Arts for Learning’s International Geographic Tour

residency invited the 2015 5th grade Northeast

Explorers to take part in a cultural journey across

North and South America. This residency coincided

with the music teacher’s lesson plans to teach the

students rhythms from around the world. The

residency lasted for 6 weeks, one 45-minute session

per week. The children learned about the rhythms

and culture from all around the world while also

learning about the rhythms that are present in

poetry and other forms of writing. 


The Creative Team

Teaching artists Carol Tharp-Perrin, Larry

Gindhart, Lawrence Clark III, and Tony Artist along

with intern Kristin Stephens and music teacher

Mrs. Sally Aikin.


Guiding Questions

The questions and activities were presented by the

artist to guide the students’ thinking about how all

of the different cultures feed into the modern day

world.
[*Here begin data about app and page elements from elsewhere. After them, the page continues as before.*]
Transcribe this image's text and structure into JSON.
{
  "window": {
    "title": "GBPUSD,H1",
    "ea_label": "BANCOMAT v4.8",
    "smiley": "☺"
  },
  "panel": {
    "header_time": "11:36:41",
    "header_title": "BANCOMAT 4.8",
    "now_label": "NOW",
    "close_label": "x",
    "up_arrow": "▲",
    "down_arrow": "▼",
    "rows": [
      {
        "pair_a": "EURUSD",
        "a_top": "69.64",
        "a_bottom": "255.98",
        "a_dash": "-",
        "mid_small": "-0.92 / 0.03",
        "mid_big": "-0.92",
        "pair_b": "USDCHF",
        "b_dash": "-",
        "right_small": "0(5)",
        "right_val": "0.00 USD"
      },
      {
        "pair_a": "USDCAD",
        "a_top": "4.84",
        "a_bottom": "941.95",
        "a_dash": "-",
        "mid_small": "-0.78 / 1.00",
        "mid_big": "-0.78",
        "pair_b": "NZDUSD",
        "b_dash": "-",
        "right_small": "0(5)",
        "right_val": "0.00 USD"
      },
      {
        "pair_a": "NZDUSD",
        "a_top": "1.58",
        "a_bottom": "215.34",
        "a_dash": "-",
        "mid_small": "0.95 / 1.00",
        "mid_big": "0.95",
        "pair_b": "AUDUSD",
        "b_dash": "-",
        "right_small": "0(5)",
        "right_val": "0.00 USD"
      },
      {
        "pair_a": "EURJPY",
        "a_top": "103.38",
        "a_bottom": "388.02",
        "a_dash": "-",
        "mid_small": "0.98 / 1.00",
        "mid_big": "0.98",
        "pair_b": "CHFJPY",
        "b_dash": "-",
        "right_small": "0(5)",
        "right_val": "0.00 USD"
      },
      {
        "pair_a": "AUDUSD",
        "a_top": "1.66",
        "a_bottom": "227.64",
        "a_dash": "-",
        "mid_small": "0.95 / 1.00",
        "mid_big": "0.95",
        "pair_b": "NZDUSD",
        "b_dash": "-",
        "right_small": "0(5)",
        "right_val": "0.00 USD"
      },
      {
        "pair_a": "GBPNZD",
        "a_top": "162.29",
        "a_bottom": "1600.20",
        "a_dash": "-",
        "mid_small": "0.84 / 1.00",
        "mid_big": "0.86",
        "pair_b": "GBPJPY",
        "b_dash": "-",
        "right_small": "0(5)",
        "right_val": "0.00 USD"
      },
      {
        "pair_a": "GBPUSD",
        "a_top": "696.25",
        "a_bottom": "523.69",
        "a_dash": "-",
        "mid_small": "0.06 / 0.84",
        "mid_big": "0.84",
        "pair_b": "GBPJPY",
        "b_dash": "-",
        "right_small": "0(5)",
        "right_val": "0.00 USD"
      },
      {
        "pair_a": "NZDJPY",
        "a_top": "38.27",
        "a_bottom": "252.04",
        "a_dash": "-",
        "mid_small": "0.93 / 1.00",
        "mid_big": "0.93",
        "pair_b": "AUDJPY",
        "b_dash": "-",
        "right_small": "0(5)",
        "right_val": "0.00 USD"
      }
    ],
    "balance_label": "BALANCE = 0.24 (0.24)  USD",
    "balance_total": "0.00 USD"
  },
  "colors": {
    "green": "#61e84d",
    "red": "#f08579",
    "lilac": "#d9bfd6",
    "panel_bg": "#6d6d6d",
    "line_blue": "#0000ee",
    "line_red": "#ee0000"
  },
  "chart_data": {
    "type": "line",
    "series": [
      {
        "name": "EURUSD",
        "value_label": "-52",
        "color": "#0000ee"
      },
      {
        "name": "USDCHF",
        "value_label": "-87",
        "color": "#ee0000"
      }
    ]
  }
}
They were to provoke thoughts about sound

and color as well as writing.


About the art form:

  1. What are some everyday examples of recurrent color and form?

  2. Think of shapes and color in nature.

  3. What are the different emotional values of bright and dark colors?


About the rhythms:

  1. What are the different emotional values of high-pitched and fast tempo sounds versus low-pitched and slow tempo       sounds?

  2. What are examples of when you have improvised something that you liken?

  3. Listen to world music.


About the writing:

  1. Plan a time for students to pause and ponder, to observe and reflect nonverbally.

  2. Ask them to write in a journal about their day.


The Creative & Learning Process

  • Days 1 & 2:

    • The residency started with an introduction to the rhythms of the Native Americans and Call and Response. While they created those rhythms with their drums they painted to the rhythms. The writing aspect taught poetry to the rhythms that they had learned and integrated the idea of call and response with poetry.

  • Days 3 & 4:

    • These days they learned about the African American rhythms that came about due to the slave trade and once again painted to these rhythms. The children once again wrote poetry but they delved deeper into forming rhythms in their poetry.

  • Day 5 and 6:

    • For the last sessions they learned about Jazz and its origins in storytelling. They learned to improvise and create their own rhythms but at the same time to respect their peer’s rhythms. In the writing component they touched on the concept of memoir and wrote their own stories that they would never want to forget.


Closing Thought

I think they were much more engaged because of the culture and music. When you ask kids to write they always groan and complain. But if you ask them to write about things that they enjoy or things that excite them, they get to relive that experience. Because they loved Carol and Larry they found it so easy to write about it. They really enjoyed talking and writing about their experience.

International Geographic Tour

Northeast Elementary

Afterschool program

Spring semester 2015